The effect of exercise on cardiometabolic risk factors in adults with chronic spinal cord injury: a systematic review

Research output: Contribution to journalArticle

Authors

  • Matthew Farrow
  • Jennifer Maher
  • Carly D McKay
  • Dylan Thompson
  • James Bilzon

Colleges, School and Institutes

External organisations

  • Department for Health, University of Bath, Wessex House 6.9, Claverton, Bath, BA2 7AY, UK.

Abstract

Objective

To determine the effects of exercise on individual cardiometabolic syndrome (CMS) risk factors in adults with chronic spinal cord injury (SCI).

Data sources

English language searches of PubMed, Web of Science, EMBASE, and Scopus (01/01/1970 to 31/07/2019).

Study Selection

Articles were included if they met the following criteria: (1) original articles with statistical analysis, (2) participants were adults with a SCI sustained ≥ 1-year ago, (3) exercise intervention duration ≥ 2 weeks, and (4) included any CMS risk factor as an outcome.

Data Extraction

The methodological quality of articles was assessed using the Downs and Black score.

Data Synthesis

Sixty-five studies were included for the final analysis, including nine studies classified as high quality (≥66%), 35 studies classified as fair quality (50-66%), and 21 studies classified as low quality (<50%). Improvements in waist circumference (4/6 studies) and markers of hepatic insulin sensitivity (4/5 studies) were reported following upper-body aerobic exercise training, but no improvements in fasting glucose (8/8 studies), lipid profile (6/8 studies), systolic (8/9 studies) or diastolic blood pressure (9/9 studies) were observed. Improvements in markers of peripheral insulin sensitivity (5/6 studies) were observed following functional electrical stimulation (FES)-cycling.
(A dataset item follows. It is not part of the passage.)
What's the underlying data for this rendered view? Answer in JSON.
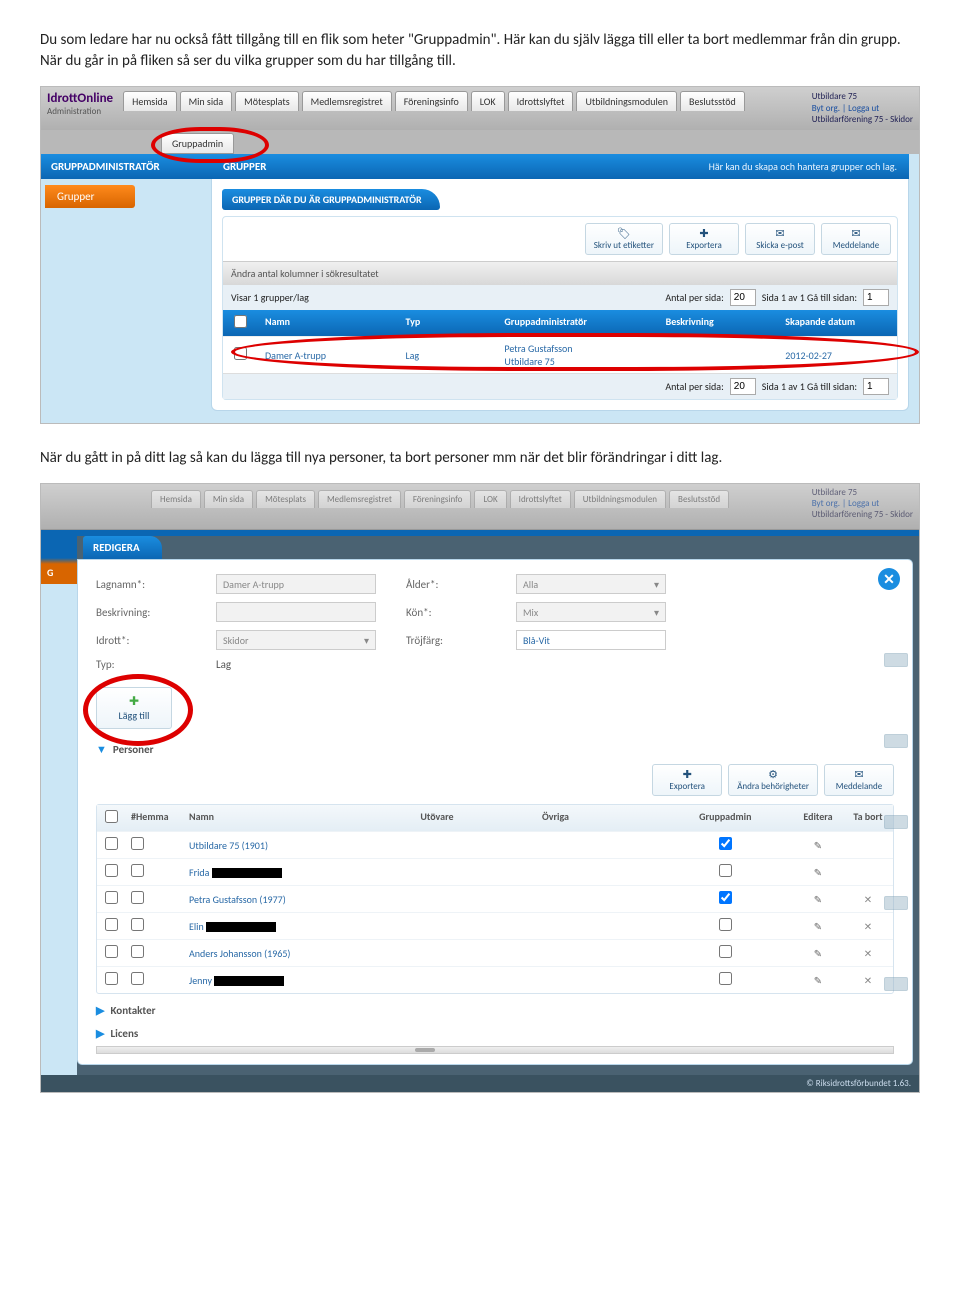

Improvements in lipid profile (4/5 studies) were observed following upper-body resistance training (RT) (with or without aerobic exercise). No consistent improvements in CMS risk factors were observed following assisted ambulation, FES-hybrid, FES-rowing, and FES-RT.
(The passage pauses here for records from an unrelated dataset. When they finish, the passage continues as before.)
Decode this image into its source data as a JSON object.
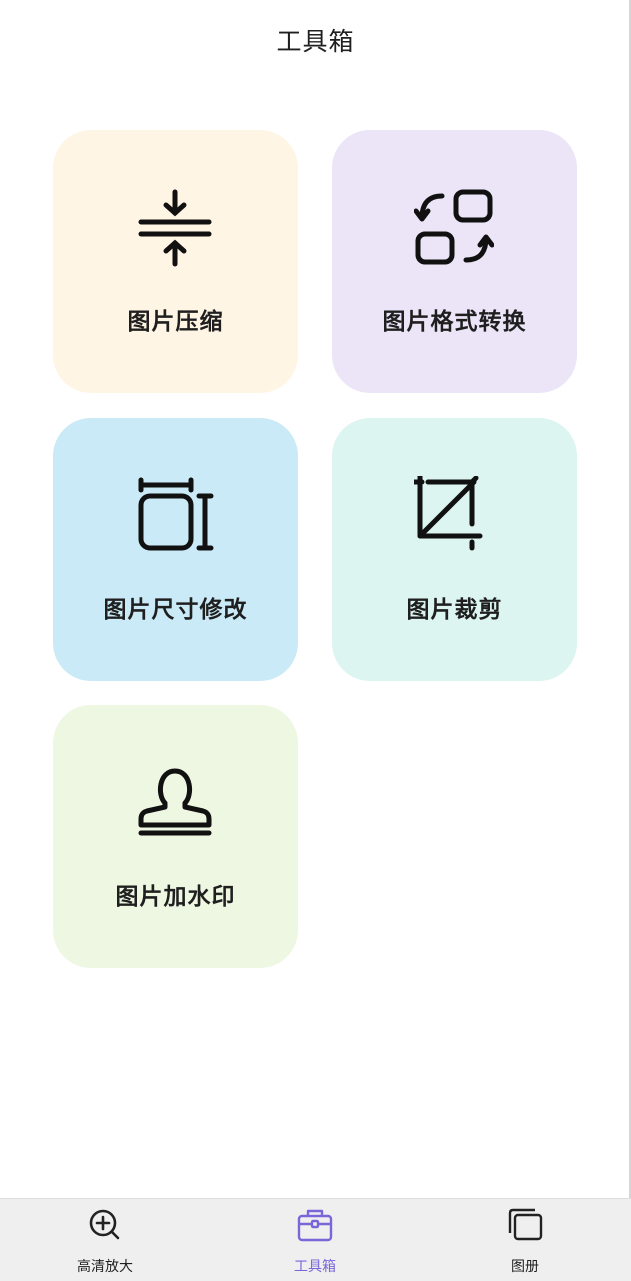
{
  "header": {
    "title": "工具箱"
  },
  "tools": [
    {
      "label": "图片压缩",
      "icon": "compress-icon"
    },
    {
      "label": "图片格式转换",
      "icon": "format-convert-icon"
    },
    {
      "label": "图片尺寸修改",
      "icon": "resize-icon"
    },
    {
      "label": "图片裁剪",
      "icon": "crop-icon"
    },
    {
      "label": "图片加水印",
      "icon": "stamp-icon"
    }
  ],
  "tabbar": {
    "items": [
      {
        "label": "高清放大",
        "icon": "zoom-in-icon",
        "active": false
      },
      {
        "label": "工具箱",
        "icon": "toolbox-icon",
        "active": true
      },
      {
        "label": "图册",
        "icon": "album-icon",
        "active": false
      }
    ]
  },
  "colors": {
    "accent": "#7a66d8",
    "card_compress": "#fff5e4",
    "card_convert": "#ebe5f7",
    "card_resize": "#c9eaf6",
    "card_crop": "#dcf5f1",
    "card_watermark": "#edf7e2",
    "tabbar_bg": "#efefef"
  }
}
Conclusions

Upper-body aerobic exercise training (>75% maximum heart rate) appears to improve waist circumference and hepatic insulin sensitivity, but appears insufficient for improving fasting glucose, lipid profile, or resting blood pressure. The addition of RT to upper-body aerobic exercise may elicit favourable changes in the lipid profile. More high-quality studies are needed to confirm if FES-cycling is effective at improving peripheral insulin sensitivity.
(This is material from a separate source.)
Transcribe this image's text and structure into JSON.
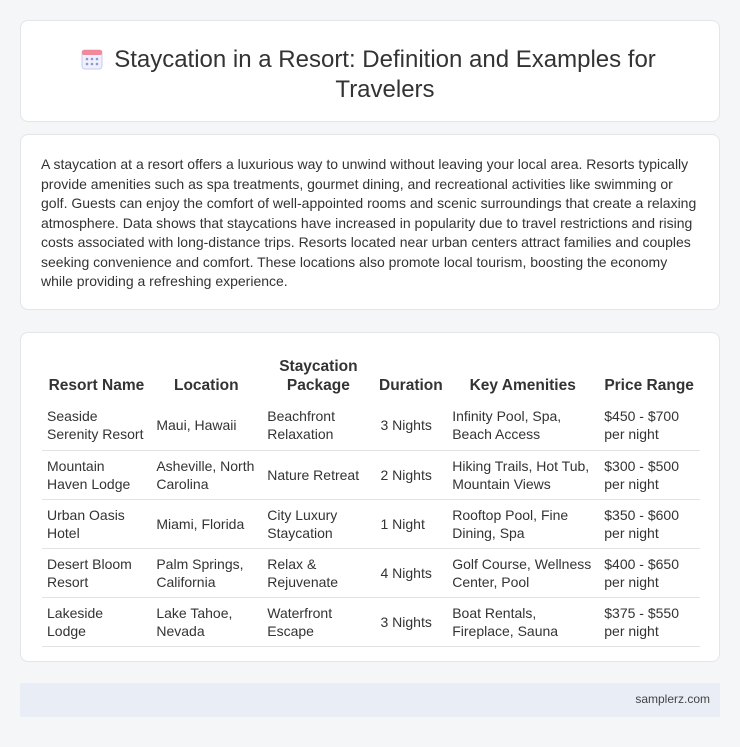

Details

Original languageEnglish
JournalArchives of Physical Medicine and Rehabilitation
Early online date20 May 2020
Publication statusE-pub ahead of print - 20 May 2020